§ **Records supplied**:
◆ ◆ ◆ ◆ ◆

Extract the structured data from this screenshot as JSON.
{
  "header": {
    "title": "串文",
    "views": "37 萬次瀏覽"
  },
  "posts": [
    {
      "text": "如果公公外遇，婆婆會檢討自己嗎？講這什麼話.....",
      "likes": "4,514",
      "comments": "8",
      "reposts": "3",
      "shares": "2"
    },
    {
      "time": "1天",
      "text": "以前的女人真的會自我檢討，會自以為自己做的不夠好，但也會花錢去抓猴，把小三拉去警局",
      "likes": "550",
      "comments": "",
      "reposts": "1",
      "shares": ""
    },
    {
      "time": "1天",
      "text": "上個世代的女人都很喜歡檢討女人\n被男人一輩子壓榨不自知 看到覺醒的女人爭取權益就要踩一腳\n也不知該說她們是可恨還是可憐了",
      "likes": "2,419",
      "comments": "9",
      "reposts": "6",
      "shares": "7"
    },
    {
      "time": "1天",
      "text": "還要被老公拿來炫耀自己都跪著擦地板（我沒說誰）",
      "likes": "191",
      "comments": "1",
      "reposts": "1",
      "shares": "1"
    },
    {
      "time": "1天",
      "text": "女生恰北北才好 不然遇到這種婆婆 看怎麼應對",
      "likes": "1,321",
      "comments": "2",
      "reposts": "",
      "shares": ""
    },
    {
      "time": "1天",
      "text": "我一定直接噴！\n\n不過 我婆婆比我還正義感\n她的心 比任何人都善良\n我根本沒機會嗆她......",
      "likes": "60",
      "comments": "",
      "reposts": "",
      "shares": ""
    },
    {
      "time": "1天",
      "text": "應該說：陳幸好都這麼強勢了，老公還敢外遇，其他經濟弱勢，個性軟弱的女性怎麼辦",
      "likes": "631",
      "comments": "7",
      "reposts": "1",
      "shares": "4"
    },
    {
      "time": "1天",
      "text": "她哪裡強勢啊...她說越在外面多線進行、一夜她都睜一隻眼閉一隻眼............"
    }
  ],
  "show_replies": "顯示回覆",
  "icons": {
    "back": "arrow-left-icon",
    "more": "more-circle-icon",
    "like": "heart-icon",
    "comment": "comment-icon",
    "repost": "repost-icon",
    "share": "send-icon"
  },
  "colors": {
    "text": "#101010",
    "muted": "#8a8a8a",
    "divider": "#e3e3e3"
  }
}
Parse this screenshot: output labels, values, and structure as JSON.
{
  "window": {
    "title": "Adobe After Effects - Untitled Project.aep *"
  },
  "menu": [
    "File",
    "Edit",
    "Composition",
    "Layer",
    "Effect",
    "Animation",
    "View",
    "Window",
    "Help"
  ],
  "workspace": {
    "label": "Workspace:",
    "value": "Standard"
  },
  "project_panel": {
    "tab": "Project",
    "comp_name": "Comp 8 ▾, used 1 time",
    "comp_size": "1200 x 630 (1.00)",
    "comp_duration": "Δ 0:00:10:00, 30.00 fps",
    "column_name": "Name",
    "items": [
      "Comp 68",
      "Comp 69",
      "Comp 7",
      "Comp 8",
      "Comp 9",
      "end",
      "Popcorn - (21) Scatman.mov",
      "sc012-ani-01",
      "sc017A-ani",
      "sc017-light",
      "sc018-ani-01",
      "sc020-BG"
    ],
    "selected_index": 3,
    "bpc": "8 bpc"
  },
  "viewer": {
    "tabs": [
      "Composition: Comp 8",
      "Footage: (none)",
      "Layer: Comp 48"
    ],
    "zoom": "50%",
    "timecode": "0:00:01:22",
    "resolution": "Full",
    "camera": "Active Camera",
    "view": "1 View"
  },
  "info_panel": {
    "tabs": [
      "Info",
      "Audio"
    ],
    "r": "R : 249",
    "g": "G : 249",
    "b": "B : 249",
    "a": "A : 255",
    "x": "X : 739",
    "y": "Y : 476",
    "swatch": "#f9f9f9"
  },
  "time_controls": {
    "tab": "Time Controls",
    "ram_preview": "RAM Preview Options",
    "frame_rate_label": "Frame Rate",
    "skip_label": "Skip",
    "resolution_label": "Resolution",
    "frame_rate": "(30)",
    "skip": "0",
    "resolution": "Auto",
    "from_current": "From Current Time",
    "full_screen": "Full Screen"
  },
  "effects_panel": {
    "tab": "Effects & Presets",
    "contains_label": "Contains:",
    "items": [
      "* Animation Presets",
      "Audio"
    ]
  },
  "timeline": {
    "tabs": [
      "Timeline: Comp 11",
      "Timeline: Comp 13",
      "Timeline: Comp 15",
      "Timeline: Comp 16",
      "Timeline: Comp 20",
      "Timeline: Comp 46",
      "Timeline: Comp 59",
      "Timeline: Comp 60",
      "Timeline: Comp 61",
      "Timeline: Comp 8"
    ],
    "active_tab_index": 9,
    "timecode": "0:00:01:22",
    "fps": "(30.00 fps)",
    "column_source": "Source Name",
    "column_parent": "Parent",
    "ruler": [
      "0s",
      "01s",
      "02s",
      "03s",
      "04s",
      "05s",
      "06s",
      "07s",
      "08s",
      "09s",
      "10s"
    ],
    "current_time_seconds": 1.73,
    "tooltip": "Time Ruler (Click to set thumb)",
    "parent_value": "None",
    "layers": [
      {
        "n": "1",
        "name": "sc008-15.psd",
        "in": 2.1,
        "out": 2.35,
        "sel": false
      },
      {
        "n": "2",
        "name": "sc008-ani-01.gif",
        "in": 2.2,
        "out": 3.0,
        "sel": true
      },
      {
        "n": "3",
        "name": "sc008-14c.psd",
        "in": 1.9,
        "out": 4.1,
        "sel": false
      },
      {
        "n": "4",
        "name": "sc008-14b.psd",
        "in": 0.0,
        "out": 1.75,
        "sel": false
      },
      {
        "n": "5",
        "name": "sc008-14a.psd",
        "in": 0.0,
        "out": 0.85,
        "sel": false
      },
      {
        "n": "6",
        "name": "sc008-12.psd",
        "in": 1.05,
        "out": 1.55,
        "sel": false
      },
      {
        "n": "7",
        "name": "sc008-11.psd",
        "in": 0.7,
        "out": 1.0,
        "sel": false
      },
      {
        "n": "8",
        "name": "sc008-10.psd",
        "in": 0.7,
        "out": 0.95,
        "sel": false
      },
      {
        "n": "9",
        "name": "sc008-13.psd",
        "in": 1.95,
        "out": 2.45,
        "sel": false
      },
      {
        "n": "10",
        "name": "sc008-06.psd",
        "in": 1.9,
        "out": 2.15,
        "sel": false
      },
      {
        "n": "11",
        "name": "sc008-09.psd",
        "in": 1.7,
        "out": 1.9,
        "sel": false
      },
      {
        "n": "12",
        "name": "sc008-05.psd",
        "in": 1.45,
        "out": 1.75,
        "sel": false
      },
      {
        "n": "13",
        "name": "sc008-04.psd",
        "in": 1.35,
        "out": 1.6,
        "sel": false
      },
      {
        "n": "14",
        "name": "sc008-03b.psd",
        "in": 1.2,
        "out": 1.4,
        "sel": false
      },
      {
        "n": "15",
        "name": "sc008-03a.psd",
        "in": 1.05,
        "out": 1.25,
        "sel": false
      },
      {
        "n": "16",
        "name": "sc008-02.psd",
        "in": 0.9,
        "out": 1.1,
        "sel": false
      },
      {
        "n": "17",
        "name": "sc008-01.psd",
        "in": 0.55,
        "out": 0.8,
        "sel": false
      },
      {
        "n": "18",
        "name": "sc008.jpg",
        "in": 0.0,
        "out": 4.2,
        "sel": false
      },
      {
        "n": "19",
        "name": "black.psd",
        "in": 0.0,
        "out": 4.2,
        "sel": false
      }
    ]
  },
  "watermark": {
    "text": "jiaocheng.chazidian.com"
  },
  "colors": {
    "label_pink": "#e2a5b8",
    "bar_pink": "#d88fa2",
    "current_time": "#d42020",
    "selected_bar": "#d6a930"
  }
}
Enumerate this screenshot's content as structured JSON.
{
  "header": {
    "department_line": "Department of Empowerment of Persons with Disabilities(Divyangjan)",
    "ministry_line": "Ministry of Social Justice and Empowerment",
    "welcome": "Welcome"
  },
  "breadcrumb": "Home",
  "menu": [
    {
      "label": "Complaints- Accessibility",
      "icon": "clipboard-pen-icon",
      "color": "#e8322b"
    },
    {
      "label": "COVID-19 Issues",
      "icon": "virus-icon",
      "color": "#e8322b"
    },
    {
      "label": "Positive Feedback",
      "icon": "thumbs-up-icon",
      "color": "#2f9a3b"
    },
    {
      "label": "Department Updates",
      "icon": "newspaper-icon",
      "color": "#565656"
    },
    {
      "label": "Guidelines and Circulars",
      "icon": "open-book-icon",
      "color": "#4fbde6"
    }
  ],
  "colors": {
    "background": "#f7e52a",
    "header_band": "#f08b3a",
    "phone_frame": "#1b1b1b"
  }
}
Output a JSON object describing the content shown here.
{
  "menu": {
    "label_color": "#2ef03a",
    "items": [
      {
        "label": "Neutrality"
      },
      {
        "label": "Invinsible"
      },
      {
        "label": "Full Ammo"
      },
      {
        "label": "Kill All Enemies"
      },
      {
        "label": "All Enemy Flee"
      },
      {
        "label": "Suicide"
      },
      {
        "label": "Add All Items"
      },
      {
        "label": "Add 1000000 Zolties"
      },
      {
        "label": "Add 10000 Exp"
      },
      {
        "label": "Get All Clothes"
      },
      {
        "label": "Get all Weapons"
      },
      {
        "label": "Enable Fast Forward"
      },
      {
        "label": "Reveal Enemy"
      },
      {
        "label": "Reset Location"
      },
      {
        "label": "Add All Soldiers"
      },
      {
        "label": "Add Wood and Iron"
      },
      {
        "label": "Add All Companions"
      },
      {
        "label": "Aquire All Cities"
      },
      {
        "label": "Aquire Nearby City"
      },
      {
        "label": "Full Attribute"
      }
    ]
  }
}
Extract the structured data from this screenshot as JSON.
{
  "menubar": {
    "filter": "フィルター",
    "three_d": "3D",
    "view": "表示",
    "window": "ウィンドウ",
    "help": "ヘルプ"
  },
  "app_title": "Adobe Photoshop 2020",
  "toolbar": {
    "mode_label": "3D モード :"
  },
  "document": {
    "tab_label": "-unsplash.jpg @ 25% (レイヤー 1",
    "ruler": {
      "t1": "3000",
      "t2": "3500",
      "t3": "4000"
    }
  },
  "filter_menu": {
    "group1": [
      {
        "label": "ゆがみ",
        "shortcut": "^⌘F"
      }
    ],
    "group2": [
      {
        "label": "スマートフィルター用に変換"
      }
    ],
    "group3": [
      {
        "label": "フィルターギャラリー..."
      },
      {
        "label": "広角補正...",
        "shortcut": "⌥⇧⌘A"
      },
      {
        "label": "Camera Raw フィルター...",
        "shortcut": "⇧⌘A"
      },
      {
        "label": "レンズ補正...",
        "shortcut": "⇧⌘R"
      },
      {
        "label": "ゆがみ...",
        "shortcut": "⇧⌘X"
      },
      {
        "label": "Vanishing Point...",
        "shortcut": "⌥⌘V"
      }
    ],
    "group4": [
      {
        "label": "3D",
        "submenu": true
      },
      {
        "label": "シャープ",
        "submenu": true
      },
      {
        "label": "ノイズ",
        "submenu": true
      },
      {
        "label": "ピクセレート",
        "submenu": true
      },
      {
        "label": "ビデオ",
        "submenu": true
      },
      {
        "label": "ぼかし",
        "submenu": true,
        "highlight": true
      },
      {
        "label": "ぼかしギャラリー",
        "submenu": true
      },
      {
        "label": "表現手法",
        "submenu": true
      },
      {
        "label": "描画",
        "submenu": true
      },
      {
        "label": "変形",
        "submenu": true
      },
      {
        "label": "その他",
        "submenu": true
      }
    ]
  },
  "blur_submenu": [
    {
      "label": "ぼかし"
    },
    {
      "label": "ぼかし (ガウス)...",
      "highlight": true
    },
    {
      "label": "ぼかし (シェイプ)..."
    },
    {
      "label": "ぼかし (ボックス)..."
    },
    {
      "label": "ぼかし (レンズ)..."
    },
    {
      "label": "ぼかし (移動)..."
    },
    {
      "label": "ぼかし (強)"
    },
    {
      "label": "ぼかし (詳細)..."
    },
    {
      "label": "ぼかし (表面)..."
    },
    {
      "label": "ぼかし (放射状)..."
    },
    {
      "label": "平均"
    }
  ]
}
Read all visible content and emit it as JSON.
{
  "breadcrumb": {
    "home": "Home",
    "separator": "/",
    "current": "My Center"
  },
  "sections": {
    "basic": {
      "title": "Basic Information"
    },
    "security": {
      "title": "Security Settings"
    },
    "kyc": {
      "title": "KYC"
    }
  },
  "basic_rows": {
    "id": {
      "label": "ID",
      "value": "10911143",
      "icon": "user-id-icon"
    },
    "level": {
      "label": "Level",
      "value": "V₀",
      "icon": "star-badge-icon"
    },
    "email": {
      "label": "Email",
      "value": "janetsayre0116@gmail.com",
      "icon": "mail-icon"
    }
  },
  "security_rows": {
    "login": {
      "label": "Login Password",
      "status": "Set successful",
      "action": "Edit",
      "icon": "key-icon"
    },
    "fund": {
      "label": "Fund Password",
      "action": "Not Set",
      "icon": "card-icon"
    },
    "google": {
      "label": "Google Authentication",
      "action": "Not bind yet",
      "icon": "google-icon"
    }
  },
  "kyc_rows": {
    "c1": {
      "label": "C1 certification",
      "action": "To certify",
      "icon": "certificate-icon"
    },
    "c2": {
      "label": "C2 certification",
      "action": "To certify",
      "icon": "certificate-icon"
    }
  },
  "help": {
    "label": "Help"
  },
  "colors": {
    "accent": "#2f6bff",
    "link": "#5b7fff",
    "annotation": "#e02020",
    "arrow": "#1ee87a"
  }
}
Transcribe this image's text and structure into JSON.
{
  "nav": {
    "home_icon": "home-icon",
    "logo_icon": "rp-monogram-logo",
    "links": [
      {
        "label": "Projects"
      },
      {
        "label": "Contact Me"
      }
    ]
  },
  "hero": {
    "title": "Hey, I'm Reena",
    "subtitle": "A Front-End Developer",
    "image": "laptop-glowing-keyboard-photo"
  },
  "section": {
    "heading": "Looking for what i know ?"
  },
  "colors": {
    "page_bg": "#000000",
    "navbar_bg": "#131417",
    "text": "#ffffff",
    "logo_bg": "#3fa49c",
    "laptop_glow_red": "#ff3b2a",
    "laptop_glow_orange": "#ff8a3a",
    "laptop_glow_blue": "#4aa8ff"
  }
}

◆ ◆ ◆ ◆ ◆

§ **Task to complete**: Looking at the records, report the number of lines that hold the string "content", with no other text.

§ **Solution to the exercise**: 3